Do You Have C.R.U.D.?
By Lori Nelson
As an appraiser and instructor of a college antiques course, I am constantly
hearing that phrase, "But it's old!" Certainly age does matter, but only when
many other criteria have been met.
As an example, look at treadle sewing
machines. Every family used to have one. Many are true antiques, but the values
are low as a result of supply and demand.
I remember when arm-oires
experienced the same value vs. demand problem. Then someone thought to make
armoires into television cabinets, and presto, everyone wanted an armoire again.
It isn't age, but demand that created value in this instance.
In my classes,
students bring in a plethora of items.

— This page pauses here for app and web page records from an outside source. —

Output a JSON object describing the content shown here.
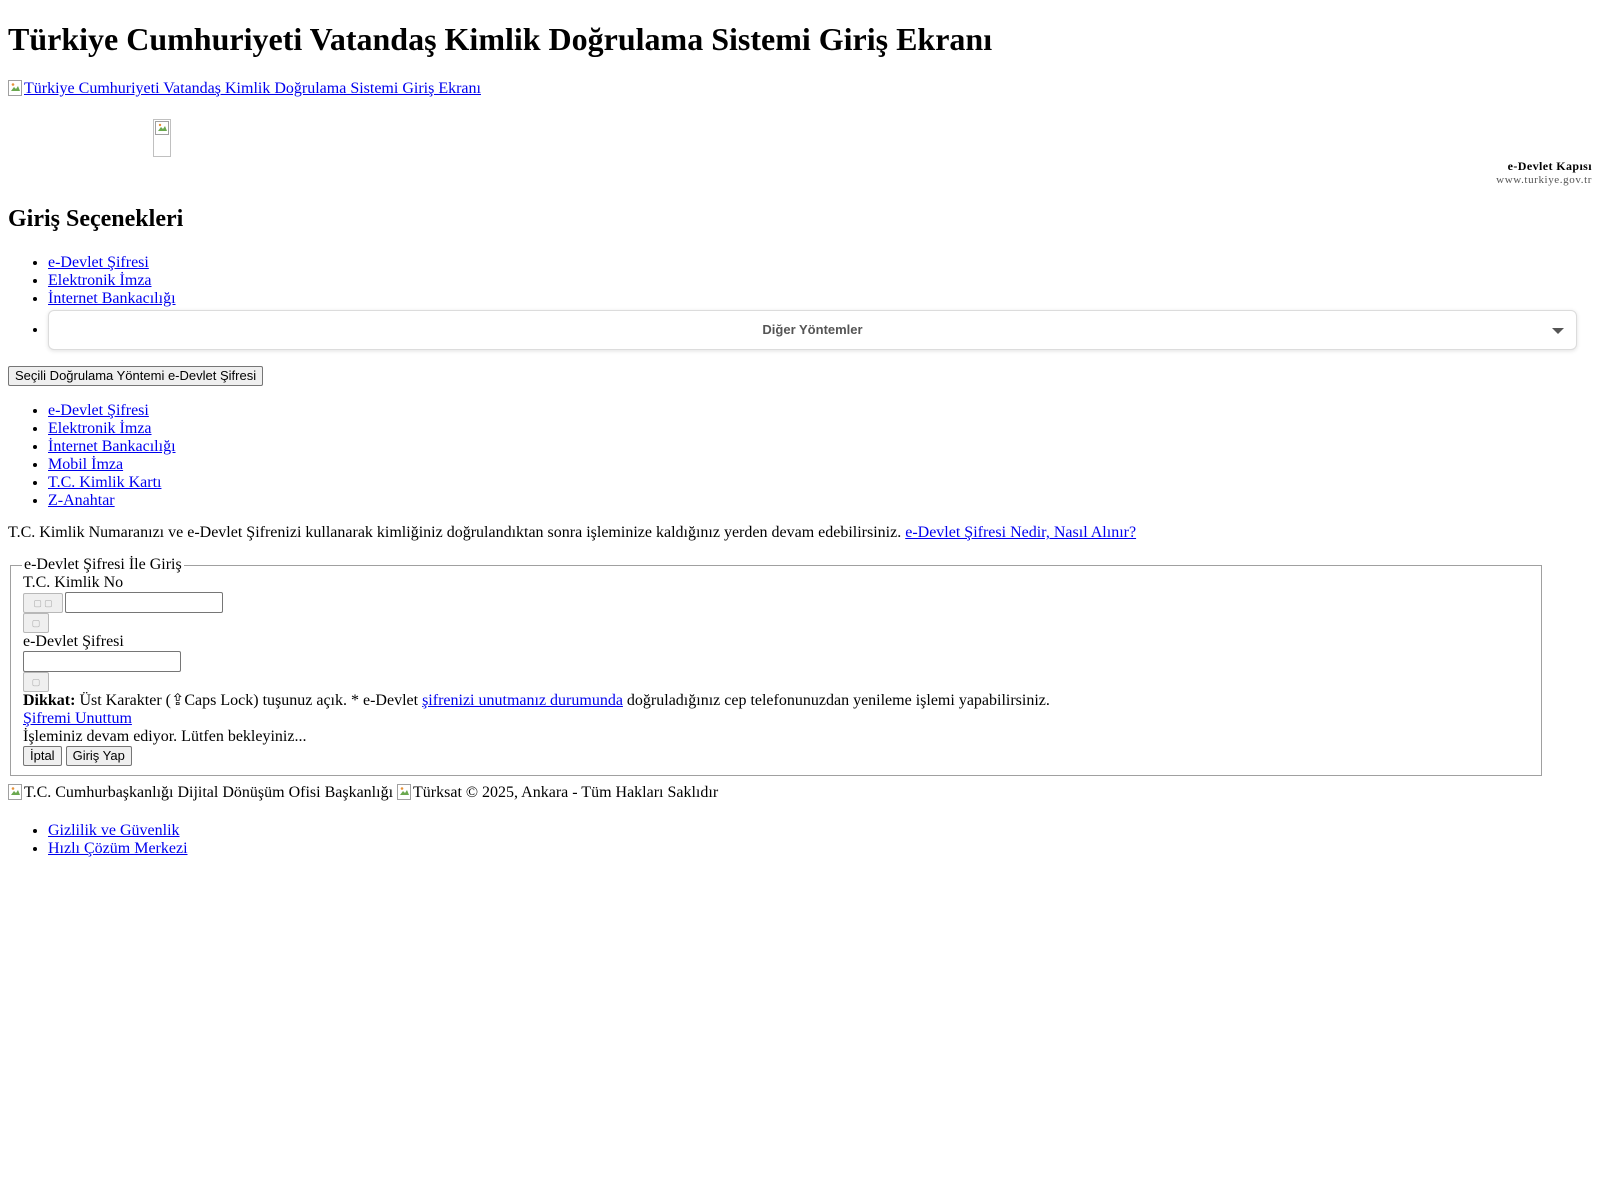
{
  "page_title": "Türkiye Cumhuriyeti Vatandaş Kimlik Doğrulama Sistemi Giriş Ekranı",
  "logo_alt": "Türkiye Cumhuriyeti Vatandaş Kimlik Doğrulama Sistemi Giriş Ekranı",
  "brand": {
    "title": "e-Devlet Kapısı",
    "url": "www.turkiye.gov.tr"
  },
  "options": {
    "heading": "Giriş Seçenekleri",
    "items": [
      "e-Devlet Şifresi",
      "Elektronik İmza",
      "İnternet Bankacılığı"
    ],
    "dropdown_label": "Diğer Yöntemler"
  },
  "selected_method_button": "Seçili Doğrulama Yöntemi e-Devlet Şifresi",
  "methods": [
    "e-Devlet Şifresi",
    "Elektronik İmza",
    "İnternet Bankacılığı",
    "Mobil İmza",
    "T.C. Kimlik Kartı",
    "Z-Anahtar"
  ],
  "info": {
    "text": "T.C. Kimlik Numaranızı ve e-Devlet Şifrenizi kullanarak kimliğiniz doğrulandıktan sonra işleminize kaldığınız yerden devam edebilirsiniz.",
    "link": "e-Devlet Şifresi Nedir, Nasıl Alınır?"
  },
  "login_form": {
    "legend": "e-Devlet Şifresi İle Giriş",
    "tc_label": "T.C. Kimlik No",
    "tc_value": "",
    "password_label": "e-Devlet Şifresi",
    "password_value": "",
    "warning_strong": "Dikkat:",
    "warning_text_1": "Üst Karakter (⇪Caps Lock) tuşunuz açık. * e-Devlet",
    "warning_link": "şifrenizi unutmanız durumunda",
    "warning_text_2": "doğruladığınız cep telefonunuzdan yenileme işlemi yapabilirsiniz.",
    "forgot_link": "Şifremi Unuttum",
    "processing_text": "İşleminiz devam ediyor. Lütfen bekleyiniz...",
    "cancel_button": "İptal",
    "submit_button": "Giriş Yap"
  },
  "footer": {
    "img1_alt": "T.C. Cumhurbaşkanlığı Dijital Dönüşüm Ofisi Başkanlığı",
    "img2_alt": "Türksat",
    "copyright": "© 2025, Ankara - Tüm Hakları Saklıdır",
    "links": [
      "Gizlilik ve Güvenlik",
      "Hızlı Çözüm Merkezi"
    ]
  }
}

Many times, the stories told by ancient
relatives who passed it down bring hope of significance and added value. I hate
to disappoint, but I find myself explaining my C. R. U. D. theory over and over
So, what is CRUD?
First, there is Condition. Original or mint
condition is the most desirable. At least not broken, chipped or repaired.
Always look for the best condition available.
Rarity is next. When you type
your "rare" collectible into Ebay and find 13,120 others just like yours, what
you have is not so rare. This is why we are amazed at the exorbitant prices some
rather mundane articles bring. It is rarity that drive the prices so
Following rarity is Usability. If an item is useful, such as flatware
or a vase, it is something people need. Many little collectibles, such as
statues, knickknacks, ephemera, etc., are cute and sought after, but an item
that one will actually use is an item that will recoup more money. The rest
collect dust and have the "ooh, aah" factor, but what do you DO with a Hummel?
(No offense to Hummel collectors!)
Last, there is Demand. Perhaps the most
important component in this theory, demand drives all business in every aspect.
If an item is high demand, and especially if there are few to be had, you will
see value. Significant value. Usually more than you paid for an item; certainly
more than you expect if many people are searching for it. Of course, demand is
often sensitive and regional. A Coca-Cola item will not bring many inquiries
from Seattle, Washington; but try that item in the Atlanta metro area, and you
should see a difference. Green jadeite ware was all the rage before Martha
Stewart went to jail, and it was used as a backdrop on her show. Later, it took
a plunge, as she took one, too. Things pop in and out of popularity. Still, some
items remain in high demand year after year.
Do you have C.R.U.D.? That is
the question you must ask, if you want to pursue antiques or collectibles from a
money-making point of view. For now, search for CRUD amongst your belongings,
and please stop telling me what you have is old. That is old
Lori Nelson is a media personality, antiques appraiser
and gemologist. She teaches appraisal courses at Kennesaw University, Georgia.
Lori can be reached at 770-421-8368.